During the weekdays, Yokosuka is a nice little city. There’s tons of shops and restaurants, the malls, parks, shrines to check out and more. Late at night, especially on the weekends, it gets a little seedy near the base. There’s a local prostitution ring, and the girls are on the streets when they know they sailors are out partying. They’re known as “Massagi Girls” because they’re usually offering “massages” for $20.00 or so. You can identify them by a specific jacket they wear, that seems to come in black or white, and has fur trim. Beyond that, they’re dressed pretty casually, also wearing jeans and boots. I can see one of the corners they work from the balcony of my hotel. I don’t spend a great deal of time watching them, but when I first found out they can be identified by their jackets, I took a gander. Somebody is obviously paying them because they’re working regularly, just a couple on weeknights but up to six or seven on weekends, but for the most part, I don’t see that many people giving them the time of day. I think I might have seen one girl go with someone down an alley but I can’t say for sure what was happening. I mentioned this to Rob and he said he’s heard going down the alleyway seems to be the move they go for. Anyway, most of what I’ve seen is men walking by and ignoring their advances. Rob and Bryce have each been approached several times when coming home from work at night and I’m not even offended or angry, but sad. I’ve watched a lot of documentaries and read things about human trafficking and it’s possible these girls are victims. No one wants to do that for a living, and apparently it’s common for girls from other Asian countries to be trafficked into Japan and forced into these situations. Obviously, I don’t know these girls or anything so these are my own assumptions, but I’ve read Japan has a major hub for trafficking. Countries fall into Tiers ranked by the Trafficking Victims Protection Act, and Japan falls into Tier 2, basically meaning they know they have a problem but they’re working to make the necessary changes to improve the situation as much as possible. It makes me sad and I wish I could help them. I haven’t gotten a good look at the girls, but Rob says he thinks a lot of them are Filipino, which makes sense because I’ve heard it’s common for these girls to be taken from the Philippines. Rob’s coworkers warned us that we would see a lot of this.
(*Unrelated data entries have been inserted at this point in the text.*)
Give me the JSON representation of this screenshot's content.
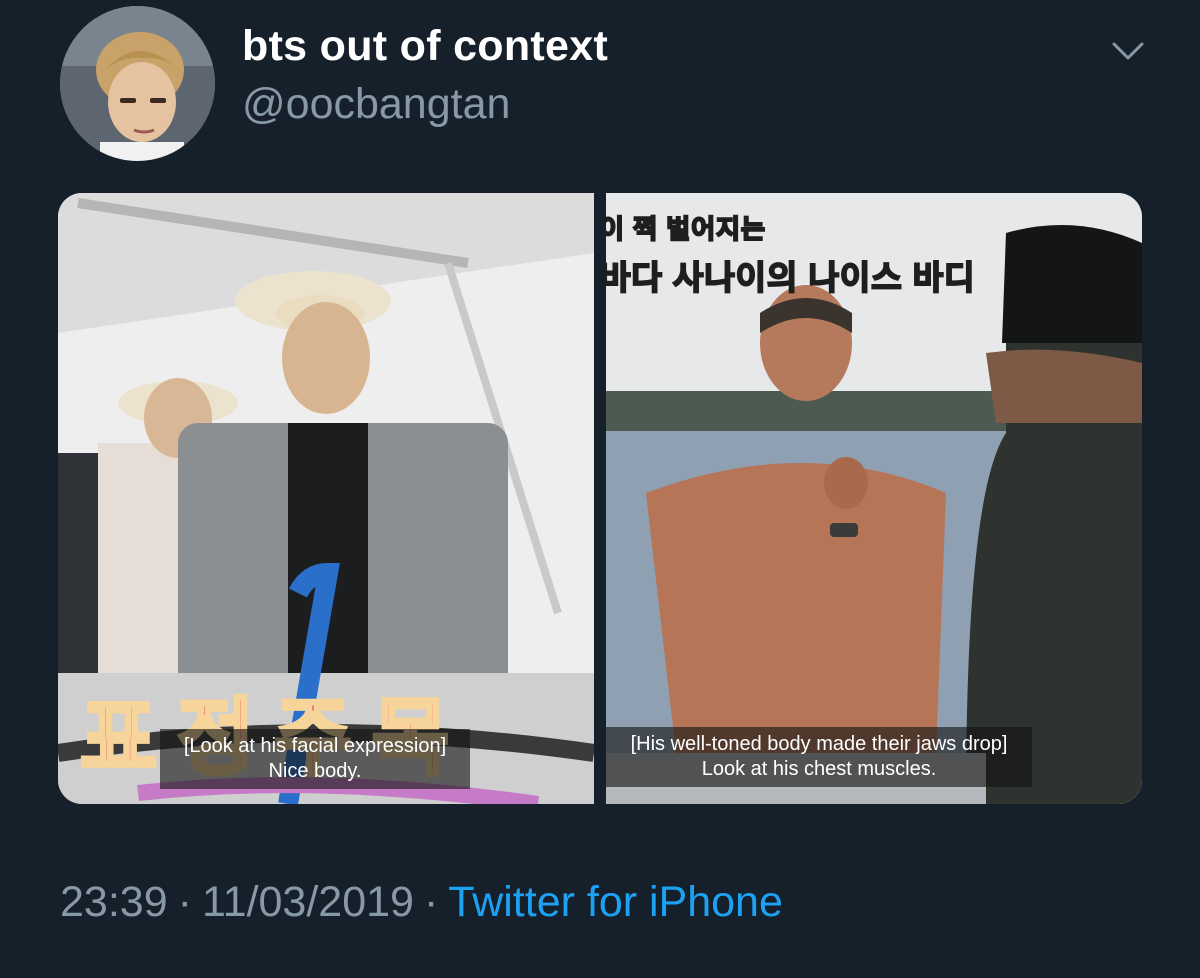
{
  "tweet": {
    "display_name": "bts out of context",
    "handle": "@oocbangtan",
    "avatar": {
      "icon": "profile-photo-icon"
    },
    "menu_icon": "chevron-down-icon"
  },
  "media": {
    "left": {
      "big_caption_ko": "표정주목",
      "subtitle_line1": "[Look at his facial expression]",
      "subtitle_line2": "Nice body."
    },
    "right": {
      "caption_ko_line1": "이 쩍 벌어지는",
      "caption_ko_line2": "바다 사나이의 나이스 바디",
      "subtitle_line1": "[His well-toned body made their jaws drop]",
      "subtitle_line2": "Look at his chest muscles."
    }
  },
  "meta": {
    "time": "23:39",
    "separator": "·",
    "date": "11/03/2019",
    "source": "Twitter for iPhone"
  },
  "colors": {
    "background": "#15202b",
    "text_primary": "#ffffff",
    "text_secondary": "#8899a6",
    "link": "#1da1f2"
  }
}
Even though this is scary stuff, there are always a lot of people around, and the restaurants are open very late. There’s an Indian food truck that parks on the corner, Alibaba’s Egyptian food has a window with a guy who sits facing the street for to go orders, and the girls are always working right in front of the 7-11, which is staffed well and has lots of windows. The streets are always full of Americas, lots of guys and their wives come here for these trips and you never hear any stories about people missing from this area or anything along those lines. I don’t want my mom worrying after reading all of this.

If you look at the picture below, taken from our balcony, you can see two of these girls, one on each end of the screen.


Watching these girls from our bacony motivated me to look up humann trafficking. It’s heartbreaking and eye opening to learn about but it’s also good to know what a serious problem it is and that no matter where you are, to be careful and pay attention to your surroundings.